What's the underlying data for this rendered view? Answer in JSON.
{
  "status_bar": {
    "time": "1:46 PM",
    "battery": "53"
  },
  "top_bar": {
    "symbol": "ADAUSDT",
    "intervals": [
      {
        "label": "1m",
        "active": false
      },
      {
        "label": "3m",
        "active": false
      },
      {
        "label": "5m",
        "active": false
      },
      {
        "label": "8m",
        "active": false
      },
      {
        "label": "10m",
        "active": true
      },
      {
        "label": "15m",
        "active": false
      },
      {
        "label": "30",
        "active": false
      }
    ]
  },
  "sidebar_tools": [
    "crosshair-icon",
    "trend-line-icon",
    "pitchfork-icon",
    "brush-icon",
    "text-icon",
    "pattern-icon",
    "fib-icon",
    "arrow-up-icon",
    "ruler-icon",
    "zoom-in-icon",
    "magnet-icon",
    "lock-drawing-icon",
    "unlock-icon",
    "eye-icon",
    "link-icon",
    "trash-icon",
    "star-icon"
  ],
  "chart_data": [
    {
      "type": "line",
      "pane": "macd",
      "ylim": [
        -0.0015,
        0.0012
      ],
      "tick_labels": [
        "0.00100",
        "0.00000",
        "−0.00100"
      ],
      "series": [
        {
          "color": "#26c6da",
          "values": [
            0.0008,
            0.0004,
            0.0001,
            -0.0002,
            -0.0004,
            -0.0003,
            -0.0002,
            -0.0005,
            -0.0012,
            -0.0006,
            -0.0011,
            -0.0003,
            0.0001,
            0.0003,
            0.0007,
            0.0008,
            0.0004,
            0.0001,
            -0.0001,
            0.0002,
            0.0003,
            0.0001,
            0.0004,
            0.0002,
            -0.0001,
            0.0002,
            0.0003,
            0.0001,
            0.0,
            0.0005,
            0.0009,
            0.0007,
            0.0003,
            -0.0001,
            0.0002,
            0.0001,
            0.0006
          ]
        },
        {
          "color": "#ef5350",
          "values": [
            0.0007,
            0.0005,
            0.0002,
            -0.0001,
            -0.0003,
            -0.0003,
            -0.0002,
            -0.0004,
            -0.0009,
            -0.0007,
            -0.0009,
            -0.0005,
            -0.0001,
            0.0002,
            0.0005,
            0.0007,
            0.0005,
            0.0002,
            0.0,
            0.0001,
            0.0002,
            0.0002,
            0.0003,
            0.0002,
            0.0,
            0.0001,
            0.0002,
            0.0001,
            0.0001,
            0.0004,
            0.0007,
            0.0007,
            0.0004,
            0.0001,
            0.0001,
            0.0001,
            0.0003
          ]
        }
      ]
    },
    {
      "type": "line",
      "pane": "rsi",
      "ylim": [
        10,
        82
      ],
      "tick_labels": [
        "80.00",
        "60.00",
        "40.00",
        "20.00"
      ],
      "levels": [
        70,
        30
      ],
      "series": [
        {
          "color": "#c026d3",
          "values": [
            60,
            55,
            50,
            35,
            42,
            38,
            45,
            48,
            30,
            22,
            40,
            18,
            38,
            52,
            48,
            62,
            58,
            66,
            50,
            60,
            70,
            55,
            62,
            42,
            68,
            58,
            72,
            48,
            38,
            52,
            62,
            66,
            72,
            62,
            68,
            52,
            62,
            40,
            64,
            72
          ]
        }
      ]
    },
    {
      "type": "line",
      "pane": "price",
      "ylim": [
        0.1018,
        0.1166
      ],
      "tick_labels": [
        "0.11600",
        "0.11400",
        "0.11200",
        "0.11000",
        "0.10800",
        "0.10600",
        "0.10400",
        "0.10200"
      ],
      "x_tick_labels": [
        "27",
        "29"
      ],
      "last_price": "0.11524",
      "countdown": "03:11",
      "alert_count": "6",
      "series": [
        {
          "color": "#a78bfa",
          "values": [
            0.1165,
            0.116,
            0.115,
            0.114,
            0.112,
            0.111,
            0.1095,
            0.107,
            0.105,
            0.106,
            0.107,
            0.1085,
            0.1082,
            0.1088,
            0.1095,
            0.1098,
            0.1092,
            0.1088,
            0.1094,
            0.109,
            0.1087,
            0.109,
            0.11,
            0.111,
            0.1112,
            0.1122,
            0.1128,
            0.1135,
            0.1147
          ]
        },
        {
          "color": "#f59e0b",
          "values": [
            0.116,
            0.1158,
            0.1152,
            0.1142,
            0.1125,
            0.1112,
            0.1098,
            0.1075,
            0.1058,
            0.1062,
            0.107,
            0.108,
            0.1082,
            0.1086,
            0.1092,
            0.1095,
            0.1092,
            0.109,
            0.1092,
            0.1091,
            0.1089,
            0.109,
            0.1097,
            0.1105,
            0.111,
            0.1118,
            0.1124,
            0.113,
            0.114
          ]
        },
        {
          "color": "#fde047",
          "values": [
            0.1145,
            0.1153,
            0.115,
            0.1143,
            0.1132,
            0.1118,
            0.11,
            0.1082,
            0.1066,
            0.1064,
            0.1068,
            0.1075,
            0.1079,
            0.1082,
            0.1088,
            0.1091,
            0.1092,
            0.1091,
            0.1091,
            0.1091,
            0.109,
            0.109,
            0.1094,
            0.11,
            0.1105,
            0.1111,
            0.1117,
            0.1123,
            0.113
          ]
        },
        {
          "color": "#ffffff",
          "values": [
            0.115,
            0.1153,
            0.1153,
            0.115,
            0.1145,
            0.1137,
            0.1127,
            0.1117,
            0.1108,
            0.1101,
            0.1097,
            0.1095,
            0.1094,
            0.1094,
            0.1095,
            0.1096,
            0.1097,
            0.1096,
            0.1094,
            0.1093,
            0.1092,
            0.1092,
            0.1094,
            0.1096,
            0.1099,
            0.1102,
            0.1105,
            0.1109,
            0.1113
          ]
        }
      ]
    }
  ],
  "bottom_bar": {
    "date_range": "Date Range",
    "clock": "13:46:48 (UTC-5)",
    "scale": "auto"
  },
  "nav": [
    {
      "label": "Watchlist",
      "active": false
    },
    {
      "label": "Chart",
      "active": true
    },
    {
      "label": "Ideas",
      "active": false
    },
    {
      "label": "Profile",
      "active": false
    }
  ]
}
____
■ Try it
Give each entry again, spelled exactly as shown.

■ Completed exercise
What's the underlying data for this rendered view? Answer in JSON.
{
  "status_bar": {
    "time": "1:46 PM",
    "battery": "53"
  },
  "top_bar": {
    "symbol": "ADAUSDT",
    "intervals": [
      {
        "label": "1m",
        "active": false
      },
      {
        "label": "3m",
        "active": false
      },
      {
        "label": "5m",
        "active": false
      },
      {
        "label": "8m",
        "active": false
      },
      {
        "label": "10m",
        "active": true
      },
      {
        "label": "15m",
        "active": false
      },
      {
        "label": "30",
        "active": false
      }
    ]
  },
  "sidebar_tools": [
    "crosshair-icon",
    "trend-line-icon",
    "pitchfork-icon",
    "brush-icon",
    "text-icon",
    "pattern-icon",
    "fib-icon",
    "arrow-up-icon",
    "ruler-icon",
    "zoom-in-icon",
    "magnet-icon",
    "lock-drawing-icon",
    "unlock-icon",
    "eye-icon",
    "link-icon",
    "trash-icon",
    "star-icon"
  ],
  "chart_data": [
    {
      "type": "line",
      "pane": "macd",
      "ylim": [
        -0.0015,
        0.0012
      ],
      "tick_labels": [
        "0.00100",
        "0.00000",
        "−0.00100"
      ],
      "series": [
        {
          "color": "#26c6da",
          "values": [
            0.0008,
            0.0004,
            0.0001,
            -0.0002,
            -0.0004,
            -0.0003,
            -0.0002,
            -0.0005,
            -0.0012,
            -0.0006,
            -0.0011,
            -0.0003,
            0.0001,
            0.0003,
            0.0007,
            0.0008,
            0.0004,
            0.0001,
            -0.0001,
            0.0002,
            0.0003,
            0.0001,
            0.0004,
            0.0002,
            -0.0001,
            0.0002,
            0.0003,
            0.0001,
            0.0,
            0.0005,
            0.0009,
            0.0007,
            0.0003,
            -0.0001,
            0.0002,
            0.0001,
            0.0006
          ]
        },
        {
          "color": "#ef5350",
          "values": [
            0.0007,
            0.0005,
            0.0002,
            -0.0001,
            -0.0003,
            -0.0003,
            -0.0002,
            -0.0004,
            -0.0009,
            -0.0007,
            -0.0009,
            -0.0005,
            -0.0001,
            0.0002,
            0.0005,
            0.0007,
            0.0005,
            0.0002,
            0.0,
            0.0001,
            0.0002,
            0.0002,
            0.0003,
            0.0002,
            0.0,
            0.0001,
            0.0002,
            0.0001,
            0.0001,
            0.0004,
            0.0007,
            0.0007,
            0.0004,
            0.0001,
            0.0001,
            0.0001,
            0.0003
          ]
        }
      ]
    },
    {
      "type": "line",
      "pane": "rsi",
      "ylim": [
        10,
        82
      ],
      "tick_labels": [
        "80.00",
        "60.00",
        "40.00",
        "20.00"
      ],
      "levels": [
        70,
        30
      ],
      "series": [
        {
          "color": "#c026d3",
          "values": [
            60,
            55,
            50,
            35,
            42,
            38,
            45,
            48,
            30,
            22,
            40,
            18,
            38,
            52,
            48,
            62,
            58,
            66,
            50,
            60,
            70,
            55,
            62,
            42,
            68,
            58,
            72,
            48,
            38,
            52,
            62,
            66,
            72,
            62,
            68,
            52,
            62,
            40,
            64,
            72
          ]
        }
      ]
    },
    {
      "type": "line",
      "pane": "price",
      "ylim": [
        0.1018,
        0.1166
      ],
      "tick_labels": [
        "0.11600",
        "0.11400",
        "0.11200",
        "0.11000",
        "0.10800",
        "0.10600",
        "0.10400",
        "0.10200"
      ],
      "x_tick_labels": [
        "27",
        "29"
      ],
      "last_price": "0.11524",
      "countdown": "03:11",
      "alert_count": "6",
      "series": [
        {
          "color": "#a78bfa",
          "values": [
            0.1165,
            0.116,
            0.115,
            0.114,
            0.112,
            0.111,
            0.1095,
            0.107,
            0.105,
            0.106,
            0.107,
            0.1085,
            0.1082,
            0.1088,
            0.1095,
            0.1098,
            0.1092,
            0.1088,
            0.1094,
            0.109,
            0.1087,
            0.109,
            0.11,
            0.111,
            0.1112,
            0.1122,
            0.1128,
            0.1135,
            0.1147
          ]
        },
        {
          "color": "#f59e0b",
          "values": [
            0.116,
            0.1158,
            0.1152,
            0.1142,
            0.1125,
            0.1112,
            0.1098,
            0.1075,
            0.1058,
            0.1062,
            0.107,
            0.108,
            0.1082,
            0.1086,
            0.1092,
            0.1095,
            0.1092,
            0.109,
            0.1092,
            0.1091,
            0.1089,
            0.109,
            0.1097,
            0.1105,
            0.111,
            0.1118,
            0.1124,
            0.113,
            0.114
          ]
        },
        {
          "color": "#fde047",
          "values": [
            0.1145,
            0.1153,
            0.115,
            0.1143,
            0.1132,
            0.1118,
            0.11,
            0.1082,
            0.1066,
            0.1064,
            0.1068,
            0.1075,
            0.1079,
            0.1082,
            0.1088,
            0.1091,
            0.1092,
            0.1091,
            0.1091,
            0.1091,
            0.109,
            0.109,
            0.1094,
            0.11,
            0.1105,
            0.1111,
            0.1117,
            0.1123,
            0.113
          ]
        },
        {
          "color": "#ffffff",
          "values": [
            0.115,
            0.1153,
            0.1153,
            0.115,
            0.1145,
            0.1137,
            0.1127,
            0.1117,
            0.1108,
            0.1101,
            0.1097,
            0.1095,
            0.1094,
            0.1094,
            0.1095,
            0.1096,
            0.1097,
            0.1096,
            0.1094,
            0.1093,
            0.1092,
            0.1092,
            0.1094,
            0.1096,
            0.1099,
            0.1102,
            0.1105,
            0.1109,
            0.1113
          ]
        }
      ]
    }
  ],
  "bottom_bar": {
    "date_range": "Date Range",
    "clock": "13:46:48 (UTC-5)",
    "scale": "auto"
  },
  "nav": [
    {
      "label": "Watchlist",
      "active": false
    },
    {
      "label": "Chart",
      "active": true
    },
    {
      "label": "Ideas",
      "active": false
    },
    {
      "label": "Profile",
      "active": false
    }
  ]
}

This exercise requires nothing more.